QGy.cob-5A08FD, 09GW, 09GDXbarc165–Xbarc36051.0–53.02.98–5.3584.27–159.66.2–11.6
QGy.cob-5B.109GDXbarc4–Xgwm54059.67.33−185.1613.7
QGy-cob-7B08FW, 09GDwPt-7602–Xwmc7659.1–65.42.70–4.96−102.9–−162.96.9–10.6
PhsQPhs.cob-2B.109GWXgwm374–Xbarc349a121.43.40.019.6
QPhs.cob-3D.108FWXgwm341–Xbarc12524.92.760.025.8
QPhs.cob-4A.108FWXwmc48–Xwmc42011.65.120.0310.4
QPhs.cob-4D.108FWwPt-0941-wPt-580922.14.080.0310.3
NDVIQNDVI.cob-4B.1GD09wPt-0391–Xcfd54b41.22.690.015.9
QNDVI.cob-6A.1GW09Xcfd1–Xwmc25670.03.44−0.017.6
DsiQDsi.cob-5B.1G09Xbarc216–Xgwm54059.66.400.1811.9
QDsi.cob-7BG09wPt-7602–Xgwm57367.46.020.1811.5
Traits are as defined for Table 1. QTL names include a 3-letter trait abbreviation, the lab identifier cob (for Colorado-Byrne), and the linkage group number. § The four environments were different moisture levels during two growing seasons: Fort Collins limited irrigation (08FD), Fort Collins full irrigation (08FW), Greeley limited irrigation (09GD), Greeley full irrigation (09GW), and Greeley for Dsi (G09). Markers bracketing the 1-LOD support interval. # Average additive effect: Positive values indicate an increasing effect of Platte alleles and negative values indicate an increasing effect of CO940610 alleles.
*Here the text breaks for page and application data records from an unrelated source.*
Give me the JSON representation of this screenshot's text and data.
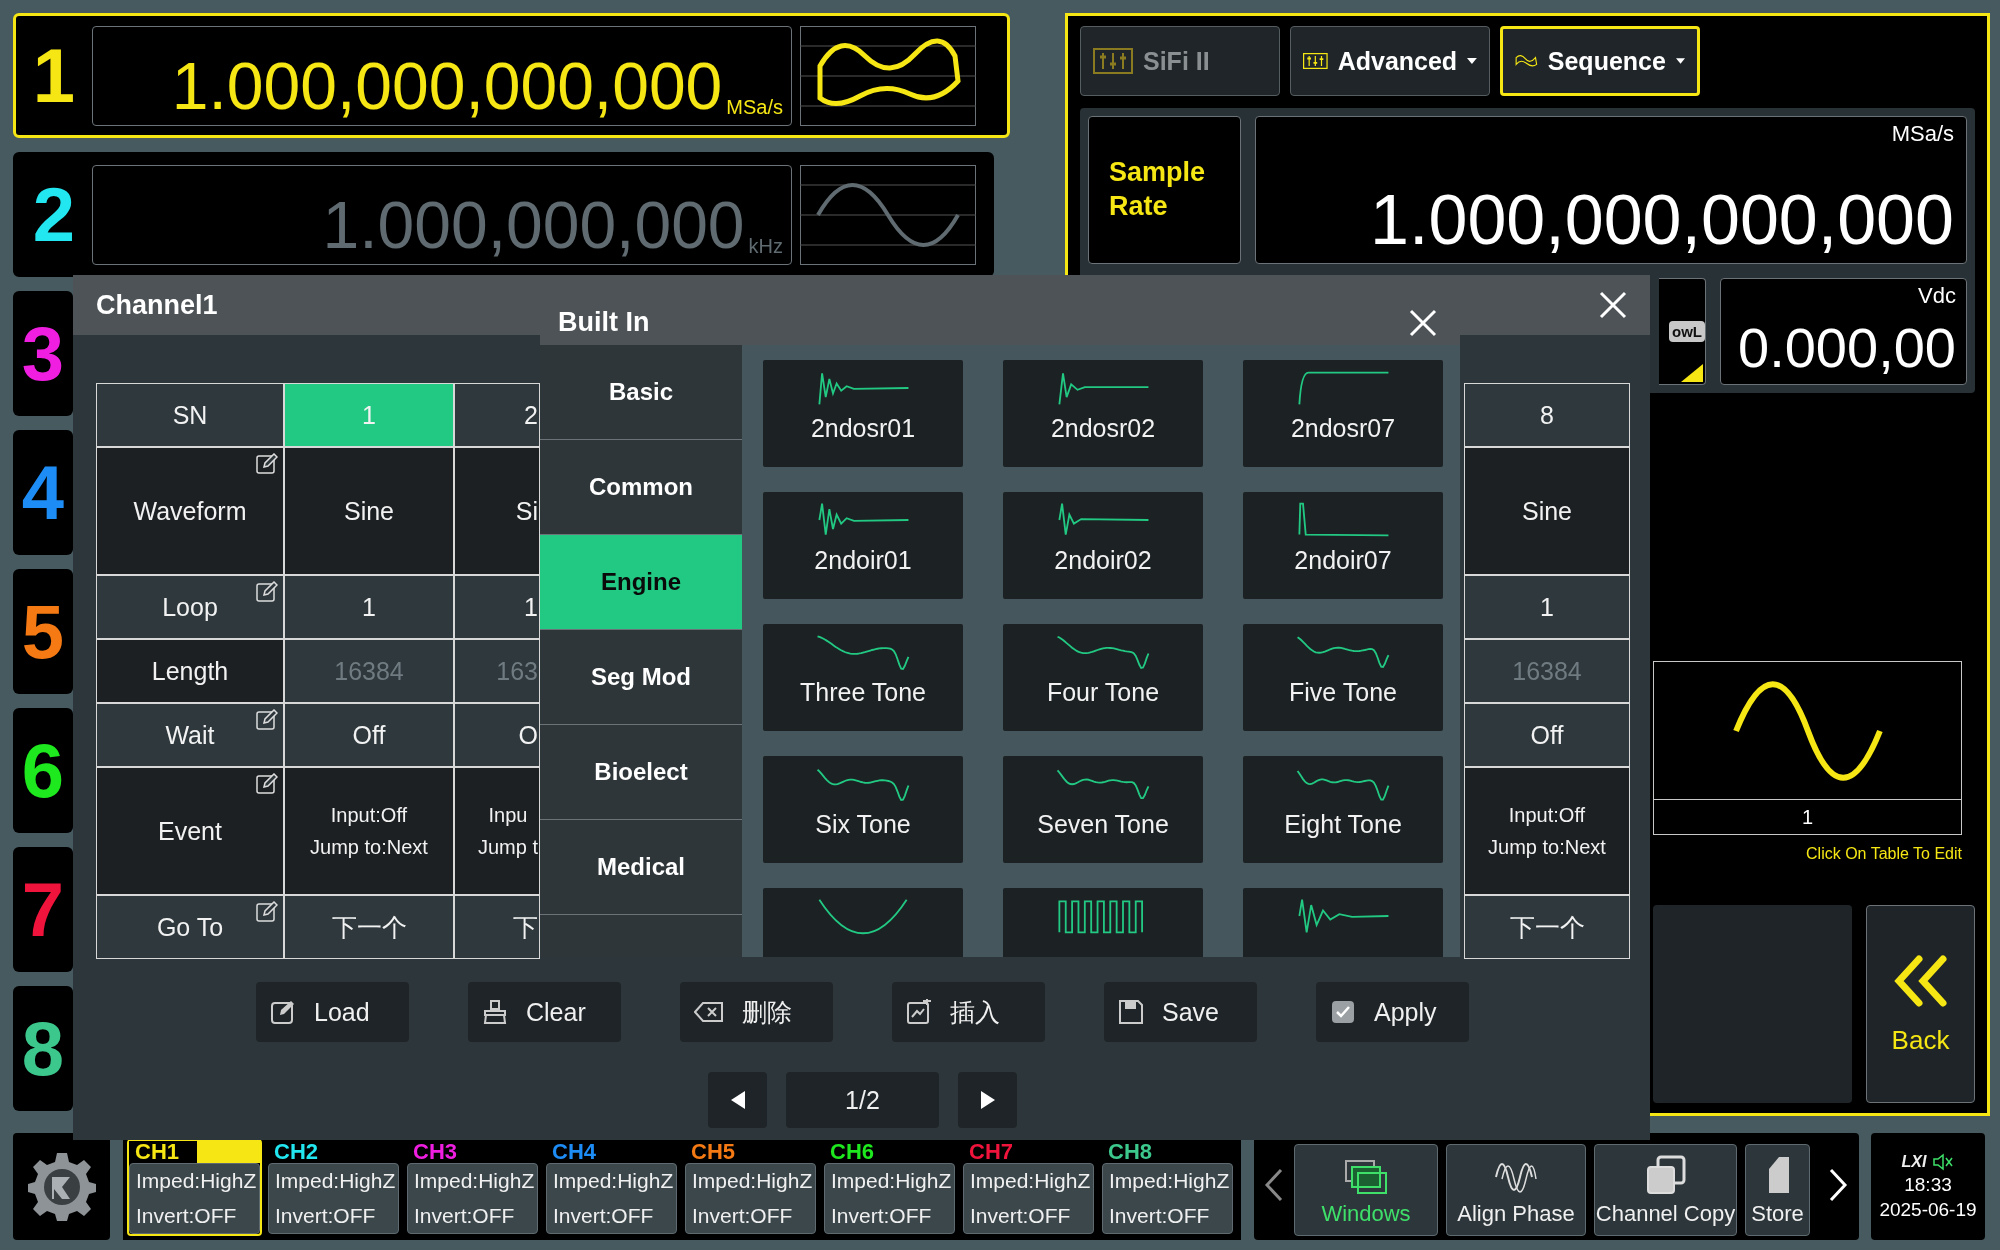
{
  "channels": [
    {
      "number": "1",
      "color": "#f5e614",
      "selected": true,
      "value": "1.000,000,000,000",
      "unit": "MSa/s"
    },
    {
      "number": "2",
      "color": "#22e6f0",
      "selected": false,
      "value": "1.000,000,000",
      "unit": "kHz"
    },
    {
      "number": "3",
      "color": "#f01ee0",
      "selected": false
    },
    {
      "number": "4",
      "color": "#1e8cf5",
      "selected": false
    },
    {
      "number": "5",
      "color": "#f57a14",
      "selected": false
    },
    {
      "number": "6",
      "color": "#1ee81e",
      "selected": false
    },
    {
      "number": "7",
      "color": "#f0143c",
      "selected": false
    },
    {
      "number": "8",
      "color": "#3cc88c",
      "selected": false
    }
  ],
  "mode_tabs": [
    {
      "label": "SiFi II",
      "disabled": true,
      "selected": false,
      "has_menu": false
    },
    {
      "label": "Advanced",
      "disabled": false,
      "selected": false,
      "has_menu": true
    },
    {
      "label": "Sequence",
      "disabled": false,
      "selected": true,
      "has_menu": true
    }
  ],
  "sample_rate": {
    "label": "Sample Rate",
    "unit": "MSa/s",
    "value": "1.000,000,000,000"
  },
  "offset": {
    "badge": "owL",
    "unit": "Vdc",
    "value": "0.000,00"
  },
  "preview": {
    "index": "1",
    "hint": "Click On Table To Edit"
  },
  "back_button": {
    "label": "Back"
  },
  "dialog": {
    "title": "Channel1",
    "table": {
      "row_header": "SN",
      "columns": [
        {
          "header": "1",
          "selected": true
        },
        {
          "header": "2",
          "selected": false
        },
        {
          "header": "8",
          "selected": false
        }
      ],
      "rows": [
        {
          "label": "Waveform",
          "editable": true,
          "disabled": false,
          "cells": [
            "Sine",
            "Si",
            "Sine"
          ]
        },
        {
          "label": "Loop",
          "editable": true,
          "disabled": false,
          "cells": [
            "1",
            "1",
            "1"
          ]
        },
        {
          "label": "Length",
          "editable": false,
          "disabled": true,
          "cells": [
            "16384",
            "163",
            "16384"
          ]
        },
        {
          "label": "Wait",
          "editable": true,
          "disabled": false,
          "cells": [
            "Off",
            "O",
            "Off"
          ]
        },
        {
          "label": "Event",
          "editable": true,
          "disabled": false,
          "cells": [
            "Input:Off\nJump to:Next",
            "Inpu\nJump t",
            "Input:Off\nJump to:Next"
          ]
        },
        {
          "label": "Go To",
          "editable": true,
          "disabled": false,
          "cells": [
            "下一个",
            "下",
            "下一个"
          ]
        }
      ]
    },
    "buttons": [
      {
        "label": "Load"
      },
      {
        "label": "Clear"
      },
      {
        "label": "删除"
      },
      {
        "label": "插入"
      },
      {
        "label": "Save"
      },
      {
        "label": "Apply"
      }
    ],
    "pager": "1/2"
  },
  "built_in": {
    "title": "Built In",
    "categories": [
      {
        "label": "Basic",
        "selected": false
      },
      {
        "label": "Common",
        "selected": false
      },
      {
        "label": "Engine",
        "selected": true
      },
      {
        "label": "Seg Mod",
        "selected": false
      },
      {
        "label": "Bioelect",
        "selected": false
      },
      {
        "label": "Medical",
        "selected": false
      }
    ],
    "waveforms": [
      {
        "kind": "labeled",
        "label": "2ndosr01"
      },
      {
        "kind": "labeled",
        "label": "2ndosr02"
      },
      {
        "kind": "labeled",
        "label": "2ndosr07"
      },
      {
        "kind": "labeled",
        "label": "2ndoir01"
      },
      {
        "kind": "labeled",
        "label": "2ndoir02"
      },
      {
        "kind": "labeled",
        "label": "2ndoir07"
      },
      {
        "kind": "labeled",
        "label": "Three Tone"
      },
      {
        "kind": "labeled",
        "label": "Four Tone"
      },
      {
        "kind": "labeled",
        "label": "Five Tone"
      },
      {
        "kind": "labeled",
        "label": "Six Tone"
      },
      {
        "kind": "labeled",
        "label": "Seven Tone"
      },
      {
        "kind": "labeled",
        "label": "Eight Tone"
      },
      {
        "kind": "unlabeled"
      },
      {
        "kind": "unlabeled"
      },
      {
        "kind": "unlabeled"
      }
    ]
  },
  "channel_chips": [
    {
      "label": "CH1",
      "selected": true,
      "impedance": "Imped:HighZ",
      "invert": "Invert:OFF"
    },
    {
      "label": "CH2",
      "selected": false,
      "impedance": "Imped:HighZ",
      "invert": "Invert:OFF"
    },
    {
      "label": "CH3",
      "selected": false,
      "impedance": "Imped:HighZ",
      "invert": "Invert:OFF"
    },
    {
      "label": "CH4",
      "selected": false,
      "impedance": "Imped:HighZ",
      "invert": "Invert:OFF"
    },
    {
      "label": "CH5",
      "selected": false,
      "impedance": "Imped:HighZ",
      "invert": "Invert:OFF"
    },
    {
      "label": "CH6",
      "selected": false,
      "impedance": "Imped:HighZ",
      "invert": "Invert:OFF"
    },
    {
      "label": "CH7",
      "selected": false,
      "impedance": "Imped:HighZ",
      "invert": "Invert:OFF"
    },
    {
      "label": "CH8",
      "selected": false,
      "impedance": "Imped:HighZ",
      "invert": "Invert:OFF"
    }
  ],
  "toolbar": [
    {
      "label": "Windows",
      "selected": true
    },
    {
      "label": "Align Phase",
      "selected": false
    },
    {
      "label": "Channel Copy",
      "selected": false
    },
    {
      "label": "Store",
      "selected": false
    }
  ],
  "status": {
    "lxi": "LXI",
    "time": "18:33",
    "date": "2025-06-19"
  }
}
Units for additive effects are as indicated in Table 1. †† Percent phenotypic variation explained. QTL: quantitative trait loci; LOD: logarithm of odds.
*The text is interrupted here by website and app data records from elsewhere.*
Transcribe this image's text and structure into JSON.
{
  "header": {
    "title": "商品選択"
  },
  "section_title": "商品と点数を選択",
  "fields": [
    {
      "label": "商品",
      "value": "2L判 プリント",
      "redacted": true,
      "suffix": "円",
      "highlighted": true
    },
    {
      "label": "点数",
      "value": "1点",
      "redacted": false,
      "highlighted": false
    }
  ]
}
© 2018 by the authors. Licensee MDPI, Basel, Switzerland. This article is an open access article distributed under the terms and conditions of the Creative Commons Attribution (CC BY) license (http://creativecommons.org/licenses/by/4.0/).
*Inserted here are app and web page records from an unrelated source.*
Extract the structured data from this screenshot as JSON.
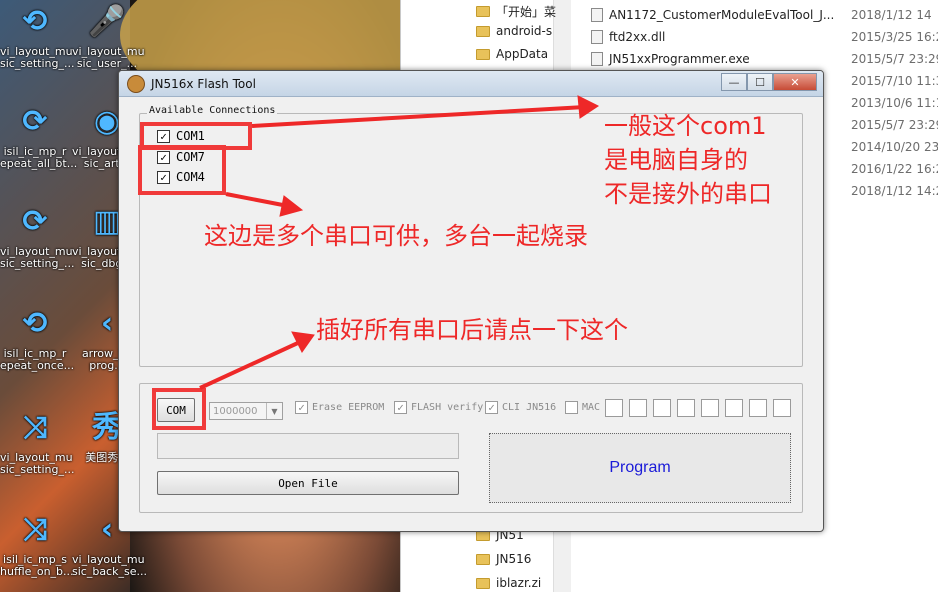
{
  "desktop": {
    "icons": [
      {
        "label": "vi_layout_mu sic_setting_...",
        "icon": "repeat-one-icon"
      },
      {
        "label": "vi_layout_mu sic_user_...",
        "icon": "microphone-icon"
      },
      {
        "label": "isil_ic_mp_r epeat_all_bt...",
        "icon": "repeat-icon"
      },
      {
        "label": "vi_layout_mu sic_art...",
        "icon": "disc-icon"
      },
      {
        "label": "vi_layout_mu sic_setting_...",
        "icon": "repeat-icon"
      },
      {
        "label": "vi_layout_mu sic_dbg...",
        "icon": "building-icon"
      },
      {
        "label": "isil_ic_mp_r epeat_once...",
        "icon": "repeat-one-icon"
      },
      {
        "label": "arrow_l... prog...",
        "icon": "arrow-left-icon"
      },
      {
        "label": "vi_layout_mu sic_setting_...",
        "icon": "shuffle-icon"
      },
      {
        "label": "美图秀...",
        "icon": "meitu-icon"
      },
      {
        "label": "isil_ic_mp_s huffle_on_b...",
        "icon": "shuffle-icon"
      },
      {
        "label": "vi_layout_mu sic_back_se...",
        "icon": "arrow-left-icon"
      }
    ]
  },
  "explorer": {
    "nav": [
      "「开始」菜",
      "android-s",
      "AppData",
      "JN51",
      "JN516",
      "iblazr.zi"
    ],
    "files": [
      {
        "name": "AN1172_CustomerModuleEvalTool_J...",
        "date": "2018/1/12 14"
      },
      {
        "name": "ftd2xx.dll",
        "date": "2015/3/25 16:29"
      },
      {
        "name": "JN51xxProgrammer.exe",
        "date": "2015/5/7 23:29"
      },
      {
        "name": "",
        "date": "2015/7/10 11:3"
      },
      {
        "name": "",
        "date": "2013/10/6 11:17"
      },
      {
        "name": "",
        "date": "2015/5/7 23:29"
      },
      {
        "name": "",
        "date": "2014/10/20 23:"
      },
      {
        "name": "",
        "date": "2016/1/22 16:2"
      },
      {
        "name": "",
        "date": "2018/1/12 14:2"
      }
    ]
  },
  "window": {
    "title": "JN516x Flash Tool",
    "minimize": "—",
    "maximize": "☐",
    "close": "✕",
    "connections_label": "Available Connections",
    "connections": [
      {
        "label": "COM1",
        "checked": "✓"
      },
      {
        "label": "COM7",
        "checked": "✓"
      },
      {
        "label": "COM4",
        "checked": "✓"
      }
    ],
    "com_button": "COM",
    "baud": "1000000",
    "options": [
      {
        "label": "Erase EEPROM",
        "checked": "✓"
      },
      {
        "label": "FLASH verify",
        "checked": "✓"
      },
      {
        "label": "CLI JN516",
        "checked": "✓"
      },
      {
        "label": "MAC",
        "checked": ""
      }
    ],
    "open_file": "Open File",
    "program": "Program"
  },
  "annotations": {
    "com1_note_1": "一般这个com1",
    "com1_note_2": "是电脑自身的",
    "com1_note_3": "不是接外的串口",
    "multi_ports": "这边是多个串口可供，多台一起烧录",
    "com_button_note": "插好所有串口后请点一下这个"
  },
  "colors": {
    "annotation_red": "#ee2828",
    "program_text": "#1a1ad8"
  }
}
Agronomy EISSN 2073-4395 Published by MDPI AG, Basel, Switzerland RSS E-Mail Table of Contents Alert
Back to Top